This personal investigation represents a ‘see-for-myself’ look at the core concept of climate change known as radiative forcing (RF).
The IPCC AR5 definition of RF is:
“Radiative forcing is the change in the net, downward minus upward, radiative flux ( expressed in W/m^2 ) at the tropopause or top of the atmosphere due to a change in an external driver of climate change, such as, for example, a change in the concentration of carbon dioxide… The traditional radiative forcing is computed with all tropospheric properties held fixed at their unperturbed values, and after allowing for stratospheric temperatures, if perturbed, to readjust to radiative-dynamical equilibrium. …”
The net radiative flux is of both long wave and shortwave radiation. The IPCC refers to RF as change from the 1750 atmosphere.

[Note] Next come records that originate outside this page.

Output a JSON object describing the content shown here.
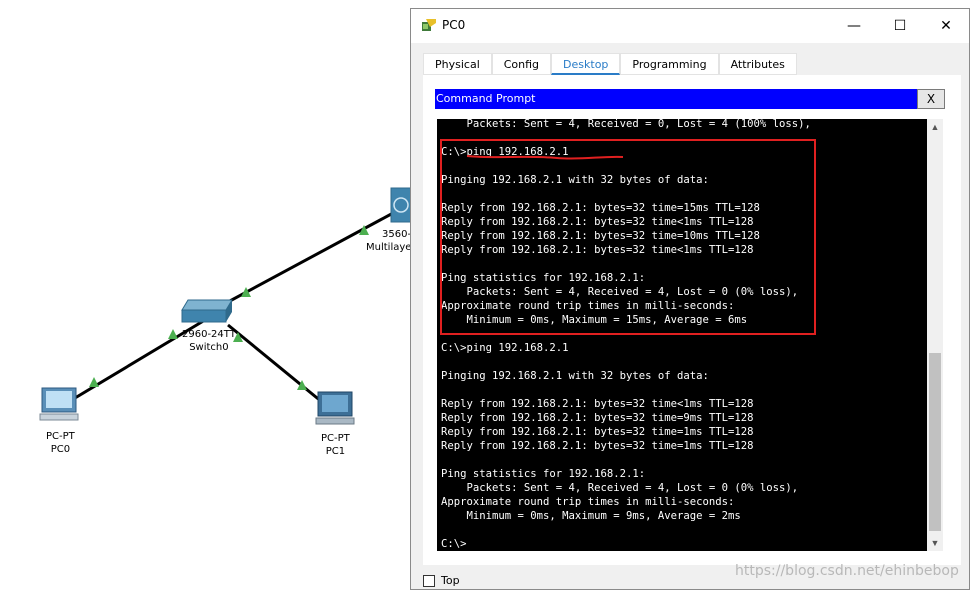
{
  "topology": {
    "nodes": [
      {
        "id": "pc0",
        "model": "PC-PT",
        "name": "PC0"
      },
      {
        "id": "pc1",
        "model": "PC-PT",
        "name": "PC1"
      },
      {
        "id": "switch0",
        "model": "2960-24TT",
        "name": "Switch0"
      },
      {
        "id": "multilayer",
        "model": "3560-",
        "name": "Multilayer"
      }
    ],
    "link_status_color": "#4caf50"
  },
  "window": {
    "title": "PC0",
    "controls": {
      "minimize": "—",
      "maximize": "☐",
      "close": "✕"
    },
    "tabs": [
      {
        "label": "Physical",
        "active": false
      },
      {
        "label": "Config",
        "active": false
      },
      {
        "label": "Desktop",
        "active": true
      },
      {
        "label": "Programming",
        "active": false
      },
      {
        "label": "Attributes",
        "active": false
      }
    ],
    "command_prompt": {
      "title": "Command Prompt",
      "close_label": "X",
      "lines": [
        "    Packets: Sent = 4, Received = 0, Lost = 4 (100% loss),",
        "",
        "C:\\>ping 192.168.2.1",
        "",
        "Pinging 192.168.2.1 with 32 bytes of data:",
        "",
        "Reply from 192.168.2.1: bytes=32 time=15ms TTL=128",
        "Reply from 192.168.2.1: bytes=32 time<1ms TTL=128",
        "Reply from 192.168.2.1: bytes=32 time=10ms TTL=128",
        "Reply from 192.168.2.1: bytes=32 time<1ms TTL=128",
        "",
        "Ping statistics for 192.168.2.1:",
        "    Packets: Sent = 4, Received = 4, Lost = 0 (0% loss),",
        "Approximate round trip times in milli-seconds:",
        "    Minimum = 0ms, Maximum = 15ms, Average = 6ms",
        "",
        "C:\\>ping 192.168.2.1",
        "",
        "Pinging 192.168.2.1 with 32 bytes of data:",
        "",
        "Reply from 192.168.2.1: bytes=32 time<1ms TTL=128",
        "Reply from 192.168.2.1: bytes=32 time=9ms TTL=128",
        "Reply from 192.168.2.1: bytes=32 time=1ms TTL=128",
        "Reply from 192.168.2.1: bytes=32 time=1ms TTL=128",
        "",
        "Ping statistics for 192.168.2.1:",
        "    Packets: Sent = 4, Received = 4, Lost = 0 (0% loss),",
        "Approximate round trip times in milli-seconds:",
        "    Minimum = 0ms, Maximum = 9ms, Average = 2ms",
        "",
        "C:\\>"
      ]
    },
    "top_checkbox": {
      "label": "Top",
      "checked": false
    }
  },
  "watermark": "https://blog.csdn.net/ehinbebop",
  "colors": {
    "accent": "#2a7cc7",
    "cmd_header": "#0000ff",
    "highlight": "#e02020"
  }
}
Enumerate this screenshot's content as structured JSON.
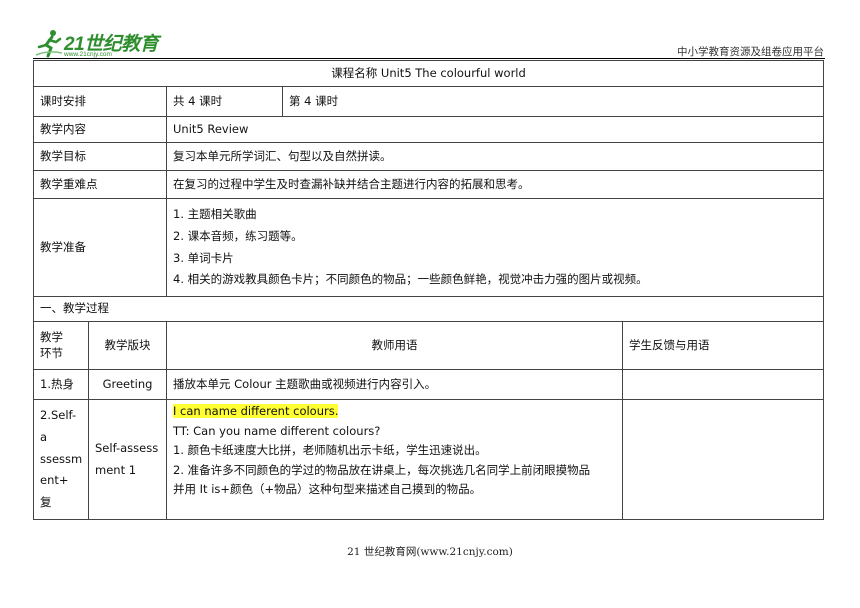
{
  "header": {
    "logo_text": "21世纪教育",
    "logo_url": "www.21cnjy.com",
    "platform": "中小学教育资源及组卷应用平台"
  },
  "table": {
    "course": "课程名称 Unit5 The colourful world",
    "schedule": {
      "label": "课时安排",
      "total": "共 4 课时",
      "current": "第 4 课时"
    },
    "content": {
      "label": "教学内容",
      "value": "Unit5 Review"
    },
    "goals": {
      "label": "教学目标",
      "value": "复习本单元所学词汇、句型以及自然拼读。"
    },
    "key_points": {
      "label": "教学重难点",
      "value": "在复习的过程中学生及时查漏补缺并结合主题进行内容的拓展和思考。"
    },
    "preparation": {
      "label": "教学准备",
      "items": [
        "1. 主题相关歌曲",
        "2. 课本音频，练习题等。",
        "3. 单词卡片",
        "4. 相关的游戏教具颜色卡片；不同颜色的物品；一些颜色鲜艳，视觉冲击力强的图片或视频。"
      ]
    },
    "process_title": "一、教学过程",
    "process_headers": {
      "stage_line1": "教学",
      "stage_line2": "环节",
      "module": "教学版块",
      "teacher": "教师用语",
      "student": "学生反馈与用语"
    },
    "rows": [
      {
        "stage": "1.热身",
        "module": "Greeting",
        "teacher": "播放本单元 Colour 主题歌曲或视频进行内容引入。",
        "student": ""
      }
    ],
    "row2": {
      "stage_lines": [
        "2.Self-a",
        "ssessm",
        "ent+　复"
      ],
      "module_lines": [
        "Self-assess",
        "ment 1"
      ],
      "highlight": "I can name different colours.",
      "teacher_lines": [
        "TT: Can you name different colours?",
        "1. 颜色卡纸速度大比拼，老师随机出示卡纸，学生迅速说出。",
        "2. 准备许多不同颜色的学过的物品放在讲桌上，每次挑选几名同学上前闭眼摸物品",
        "并用 It is+颜色（+物品）这种句型来描述自己摸到的物品。"
      ],
      "student": ""
    }
  },
  "footer": "21 世纪教育网(www.21cnjy.com)"
}
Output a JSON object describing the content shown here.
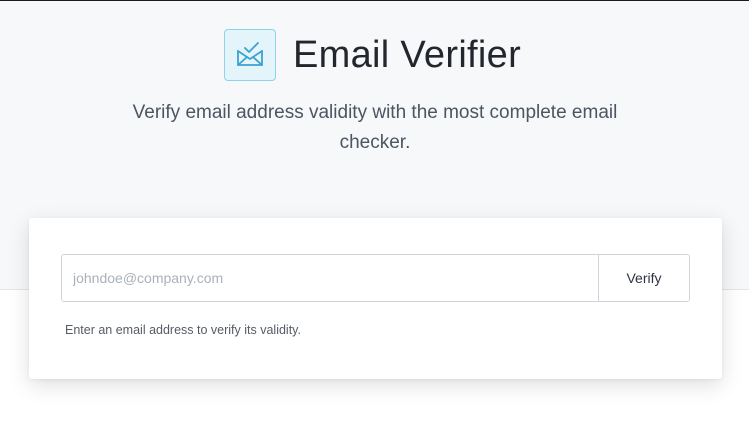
{
  "header": {
    "title": "Email Verifier",
    "subtitle": "Verify email address validity with the most complete email checker.",
    "logo_icon": "envelope-check-icon"
  },
  "form": {
    "email_value": "",
    "email_placeholder": "johndoe@company.com",
    "verify_label": "Verify",
    "helper_text": "Enter an email address to verify its validity."
  },
  "colors": {
    "hero_background": "#f7f8fa",
    "logo_border": "#8fd2ea",
    "logo_fill": "#e3f4fb",
    "logo_icon": "#3aa3cf"
  }
}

RF is determined using radiative transfer models. The Rapid Radiative Transfer Model ( RRTM ) is one used by many climate and weather models in the US and Europe. This look makes use of a somewhat older but easier to manage code, the Column Radiation Model ( CRM ) which was the original radiative code used for the NCAR Community Climate Model. The CRM was authored by Jeffrey Kiehl, Bruce Briegleb, and Charlie Zender.

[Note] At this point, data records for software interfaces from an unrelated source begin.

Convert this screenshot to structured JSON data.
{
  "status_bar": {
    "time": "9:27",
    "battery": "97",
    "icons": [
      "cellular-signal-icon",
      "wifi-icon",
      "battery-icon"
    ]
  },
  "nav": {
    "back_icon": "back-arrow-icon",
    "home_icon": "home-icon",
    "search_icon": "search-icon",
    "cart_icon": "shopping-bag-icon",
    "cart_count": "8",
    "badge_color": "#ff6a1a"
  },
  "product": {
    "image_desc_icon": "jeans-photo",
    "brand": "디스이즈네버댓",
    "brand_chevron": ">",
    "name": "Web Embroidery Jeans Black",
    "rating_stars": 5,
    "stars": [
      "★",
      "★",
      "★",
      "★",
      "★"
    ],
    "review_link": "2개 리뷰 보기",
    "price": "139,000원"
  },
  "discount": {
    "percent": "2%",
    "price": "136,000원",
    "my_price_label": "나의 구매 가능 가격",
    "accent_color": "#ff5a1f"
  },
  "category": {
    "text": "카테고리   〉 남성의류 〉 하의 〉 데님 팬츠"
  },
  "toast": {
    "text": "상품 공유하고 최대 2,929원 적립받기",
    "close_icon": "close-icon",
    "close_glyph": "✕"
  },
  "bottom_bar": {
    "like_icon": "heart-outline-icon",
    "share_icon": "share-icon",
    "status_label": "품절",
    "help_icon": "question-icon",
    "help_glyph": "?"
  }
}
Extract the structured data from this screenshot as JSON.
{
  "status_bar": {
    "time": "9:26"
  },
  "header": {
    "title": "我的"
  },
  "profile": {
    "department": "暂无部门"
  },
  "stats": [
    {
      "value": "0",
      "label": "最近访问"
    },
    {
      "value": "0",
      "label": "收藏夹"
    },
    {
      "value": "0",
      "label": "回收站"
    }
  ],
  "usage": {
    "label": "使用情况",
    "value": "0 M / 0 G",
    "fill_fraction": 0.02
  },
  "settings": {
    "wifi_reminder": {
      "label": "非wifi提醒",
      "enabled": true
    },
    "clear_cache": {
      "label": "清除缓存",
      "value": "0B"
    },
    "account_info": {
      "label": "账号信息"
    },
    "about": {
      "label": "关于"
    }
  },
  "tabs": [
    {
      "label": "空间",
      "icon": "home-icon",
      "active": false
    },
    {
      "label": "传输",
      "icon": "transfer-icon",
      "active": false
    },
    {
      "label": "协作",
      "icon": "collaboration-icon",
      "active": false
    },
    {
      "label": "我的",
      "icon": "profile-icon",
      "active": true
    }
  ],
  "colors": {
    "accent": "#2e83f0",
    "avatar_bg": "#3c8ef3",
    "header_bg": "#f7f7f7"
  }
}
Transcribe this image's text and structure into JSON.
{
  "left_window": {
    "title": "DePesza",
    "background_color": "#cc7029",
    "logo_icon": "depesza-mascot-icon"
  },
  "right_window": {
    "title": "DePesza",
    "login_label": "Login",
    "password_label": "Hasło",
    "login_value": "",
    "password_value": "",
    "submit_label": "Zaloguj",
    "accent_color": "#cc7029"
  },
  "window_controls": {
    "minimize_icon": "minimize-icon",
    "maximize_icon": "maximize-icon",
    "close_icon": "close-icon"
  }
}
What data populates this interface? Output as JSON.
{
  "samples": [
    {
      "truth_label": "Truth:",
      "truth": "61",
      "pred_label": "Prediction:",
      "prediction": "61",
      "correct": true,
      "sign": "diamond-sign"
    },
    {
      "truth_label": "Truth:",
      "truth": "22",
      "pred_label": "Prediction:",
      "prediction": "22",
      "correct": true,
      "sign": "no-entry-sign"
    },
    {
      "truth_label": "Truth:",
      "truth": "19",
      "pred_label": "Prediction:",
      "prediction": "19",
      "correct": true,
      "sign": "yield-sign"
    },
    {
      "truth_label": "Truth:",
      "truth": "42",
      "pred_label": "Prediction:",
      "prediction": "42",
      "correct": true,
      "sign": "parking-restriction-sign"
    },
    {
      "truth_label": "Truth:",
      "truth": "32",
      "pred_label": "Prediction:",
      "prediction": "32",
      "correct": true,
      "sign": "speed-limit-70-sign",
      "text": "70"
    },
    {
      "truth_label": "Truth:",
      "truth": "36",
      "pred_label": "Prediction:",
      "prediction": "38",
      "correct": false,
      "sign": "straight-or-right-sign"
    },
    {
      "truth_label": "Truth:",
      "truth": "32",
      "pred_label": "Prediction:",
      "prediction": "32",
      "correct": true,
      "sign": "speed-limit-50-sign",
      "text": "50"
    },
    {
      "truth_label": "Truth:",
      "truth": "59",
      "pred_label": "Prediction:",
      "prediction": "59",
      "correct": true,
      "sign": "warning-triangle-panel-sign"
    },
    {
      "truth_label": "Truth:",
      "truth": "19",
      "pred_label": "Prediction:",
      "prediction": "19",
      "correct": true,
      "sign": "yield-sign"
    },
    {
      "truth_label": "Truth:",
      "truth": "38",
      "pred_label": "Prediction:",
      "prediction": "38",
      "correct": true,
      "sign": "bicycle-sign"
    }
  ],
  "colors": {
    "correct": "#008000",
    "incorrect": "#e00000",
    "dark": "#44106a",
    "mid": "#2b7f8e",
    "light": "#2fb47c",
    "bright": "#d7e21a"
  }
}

Much of the IPCC basis of RF derives from the 1998 paper by IPCC lead author Gunnar Myhre et. al. which refers to a 1997 paper by Freckleton et. al and a paper by Forster et. al. It is the Myhre paper that gives us the approximate 3.7 W/m^2 estimate of RF for a doubling of carbon dioxide and the associated simplified expression. Myhre cites the Freckleton use of the so called TREX atmospheric profiles as being necessary rather than just a single global average mean profile to calculate RF. The TREX atmospheric profiles are available in the pdf of the Freckleton paper. These soundings are idealized annual averages, one for the Northern Hemisphere, one for the Tropics, and one for the Southern Hemisphere.
With a radiative transfer model and atmospheric profiles one may proceed to calculate RF. The CRM takes as input the time, location, pressure, temperature, water vapor, ozone, cloud fraction, cloud liquid water equivalent, snow cover, albedo, solar constant, and the composition of the most prevalent greenhouse gasses.
Radiative models use as input, the above parameters defined for vertical levels. The volume bounded by two levels defines a layer. The output of radiative model calculations includes upward and downward, long wave and shortwave RADIATIVE FLUX at each level expressed in Watts per meter squared. Also, for each layer, radiative models typically calculate the HEATING RATE, expressed in degrees Kelvin per day.
By executing the CRM model on the TREX soundings using a range of values for carbon dioxide from preindustrial to 1000ppm, one may examine the resulting radiative effect. The result of this calculation for the Tropical atmosphere is shown below in Figure 1:
The cooling rate in the Instantaneous RF above is so rapid that a ‘fixed dynamical’ adjustment is applied, described by the Forster paper, by Ramanathan and Coakley and others. This adjustment can be achieved by iteratively computing radiance and applying a weighted portion of the resultant heating rate to the original temperature of the sounding until the iterated heating rate is smaller than a low limit. The result of this method for the Tropical atmosphere is seen in Figure 2 below:
The Simplified Expression
Plotting the results of the adjusted forcing CRM runs over Figure 1 from the Myhre paper is exhibited below as Figure 3:
The so called ‘simplified expression’ of RF simply results from the logarithmic nature of radiative response due to the overlapping layers of a partially obscuring constituent. The IPCC identifies this as:
RF = alpha * ln(C/C0)
where C is a given CO2 concentration with respect to C0, the initial CO2 concentration ( pre-industrial or 279ppm for this look ).
Solving for a doubling results in alpha = RF / ln(2) or for these results, alpha = 5.27, close to the Myhre result of 5.35. The CRM uses cloud cover amount and my initial choice was 50% coverage for each of the layers. It turns out that choosing 25% or 75% would change the results. The more important aspect of my look was the process rather than a precise value, but the 50% cloud fraction is very close to what Myhre found.
So that’s where the simplified expression for CO2 forcing comes from. This exercise has been instructive to me and I hope it has been for you as well. Of course, RF represents a hypothetical – What if CO2 was suddenly doubled for a given atmosphere? And the atmosphere is represented by only three ‘average’ vertical profiles ( the TREX soundings ). In doingthe next post, I’ll show what I’ve found for additional ‘what if’ aspects of the question.